Moss Grass: Grow It or Get Rid of It?
Depending on your outlook, moss grass is either a worthy alternative to turf grass or a nuisance. Here's how to approach it from both points of view.
Image Credits:Khoirun Niam / Getty Images
Everything You’ll Ever Need to Know About Moss Grass
Whether you’re for it or against it, here’s how to approach moss grass.
What is Moss Grass?
Moss grass is a low-maintenance ground cover that can be grown as an alternative to grass. Moss is a green, nonflowering plant with more than 9,000 species.
What Does Moss Grass Look Like?
Moss grass is usually, but not always, green. It is soft and appears as a dense, low-lying mat.
Pros of Moss Grass
Easy to plant;
Can survive in many environments;
Can go a long time without water;
Does not require mowing;
Environmentally friendly because there’s no need to fertilize or water often;
Repels weeds thanks to its natural density;
Can grow in poor quality soil;
Many varieties to choose from.
Cons of Moss Grass
Most varieties require at least part shade;
Leaves and debris need to be removed;
Could lower your home’s resale value because most buyers favor conventional turf grass;
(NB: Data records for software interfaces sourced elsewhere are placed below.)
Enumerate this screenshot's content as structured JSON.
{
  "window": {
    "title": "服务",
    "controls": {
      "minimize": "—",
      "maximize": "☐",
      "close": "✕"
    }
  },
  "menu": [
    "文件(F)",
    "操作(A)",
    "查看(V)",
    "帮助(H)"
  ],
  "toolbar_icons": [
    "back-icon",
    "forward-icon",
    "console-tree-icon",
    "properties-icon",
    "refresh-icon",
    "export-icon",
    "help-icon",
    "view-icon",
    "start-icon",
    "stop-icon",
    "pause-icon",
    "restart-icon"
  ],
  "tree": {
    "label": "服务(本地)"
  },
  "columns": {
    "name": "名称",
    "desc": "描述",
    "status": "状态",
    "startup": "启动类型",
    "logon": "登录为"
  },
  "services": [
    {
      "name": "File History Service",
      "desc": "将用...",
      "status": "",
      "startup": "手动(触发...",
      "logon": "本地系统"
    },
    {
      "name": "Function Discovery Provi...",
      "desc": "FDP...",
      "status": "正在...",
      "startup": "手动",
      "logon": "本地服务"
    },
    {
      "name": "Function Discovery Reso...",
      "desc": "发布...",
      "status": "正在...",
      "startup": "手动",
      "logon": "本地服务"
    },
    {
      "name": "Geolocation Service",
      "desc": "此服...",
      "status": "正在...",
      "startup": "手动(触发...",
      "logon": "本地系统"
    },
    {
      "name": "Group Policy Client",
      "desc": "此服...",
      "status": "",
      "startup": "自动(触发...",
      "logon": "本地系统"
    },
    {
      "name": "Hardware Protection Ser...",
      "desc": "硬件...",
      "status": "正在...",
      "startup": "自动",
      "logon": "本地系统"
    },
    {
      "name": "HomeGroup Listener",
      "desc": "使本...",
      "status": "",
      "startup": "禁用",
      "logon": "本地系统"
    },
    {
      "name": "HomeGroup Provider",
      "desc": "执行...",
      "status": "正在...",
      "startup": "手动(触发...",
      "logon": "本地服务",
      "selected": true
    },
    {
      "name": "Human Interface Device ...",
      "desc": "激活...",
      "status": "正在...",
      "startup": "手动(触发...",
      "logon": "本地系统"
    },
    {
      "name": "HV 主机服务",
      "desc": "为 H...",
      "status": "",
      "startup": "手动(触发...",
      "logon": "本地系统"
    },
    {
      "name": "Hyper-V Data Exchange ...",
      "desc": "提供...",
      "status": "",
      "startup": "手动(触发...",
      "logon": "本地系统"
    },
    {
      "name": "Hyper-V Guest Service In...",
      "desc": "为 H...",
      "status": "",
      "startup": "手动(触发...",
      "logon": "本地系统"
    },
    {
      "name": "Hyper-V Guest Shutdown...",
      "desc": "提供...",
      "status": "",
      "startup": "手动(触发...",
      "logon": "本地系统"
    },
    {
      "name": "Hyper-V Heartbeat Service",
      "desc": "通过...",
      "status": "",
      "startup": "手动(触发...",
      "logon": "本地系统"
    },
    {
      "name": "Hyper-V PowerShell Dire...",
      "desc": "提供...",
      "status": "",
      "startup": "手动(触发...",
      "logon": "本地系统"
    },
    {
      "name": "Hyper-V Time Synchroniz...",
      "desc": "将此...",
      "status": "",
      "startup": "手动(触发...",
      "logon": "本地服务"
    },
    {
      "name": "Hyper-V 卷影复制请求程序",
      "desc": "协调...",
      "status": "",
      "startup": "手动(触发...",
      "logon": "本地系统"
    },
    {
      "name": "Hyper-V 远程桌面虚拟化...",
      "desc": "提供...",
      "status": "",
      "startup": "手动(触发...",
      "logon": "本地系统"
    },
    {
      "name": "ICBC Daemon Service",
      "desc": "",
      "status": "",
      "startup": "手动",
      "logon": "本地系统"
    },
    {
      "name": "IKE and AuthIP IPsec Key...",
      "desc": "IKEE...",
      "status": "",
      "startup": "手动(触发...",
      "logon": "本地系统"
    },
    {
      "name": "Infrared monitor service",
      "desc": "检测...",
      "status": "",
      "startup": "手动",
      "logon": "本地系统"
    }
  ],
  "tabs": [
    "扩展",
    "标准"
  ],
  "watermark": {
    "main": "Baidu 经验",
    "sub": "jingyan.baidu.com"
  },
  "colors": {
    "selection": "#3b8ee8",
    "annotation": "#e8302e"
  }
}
Can look matted after heavy foot traffic;
Dogs and other pets can tear it with their claws.
How to Grow Moss Grass
Moss prefers acidic soil, so your first step is to perform a soil test. It needs a pH of around 5.5. A higher pH can be corrected by adding sulfur.
Next, you’ll need to remove the current lawn covering as well as any other plants. Thoroughly rake the area so it’s free of debris.
Avoid sourcing your moss from the natural environment; it disrupts the ecosystem where the moss is growing. Instead, visit a nursery or work with a lawn care professional to select an appropriate moss. Mosses native to your region have the best chance of thriving. Moss grows in pretty much every part of the United States, including deserts and mountains.
Expect moss grass to cost $4 to $10 per square foot, depending on the variety. That’s more than professionally installed sod, which costs about $1 to $2 per square foot. But keep in mind that moss will save you big bucks on water over the years.
To transplant the moss, moisten the soil before placing the moss over it. Walk on the moss and mist it daily. It will eventually establish itself and reproduce.
How to Get Rid of Moss Grass
If you view moss as a nuisance rather than something to be cultivated, it’s not hard to remove.
Chris Lemcke, national technical director at Weed Man, recommends using a product containing iron such as Lilly Miller Moss Out for Lawns. “Once it turns the moss black, you can rake out the dead moss and reseed the area,” he says.
How to Prevent Moss Grass from Growing Back
Lemcke says the best defense against recurring moss is a healthy lawn. “Overseed the area where you removed the moss,” he says. “Moss has less of a chance of establishing itself in a thick, grassy lawn.”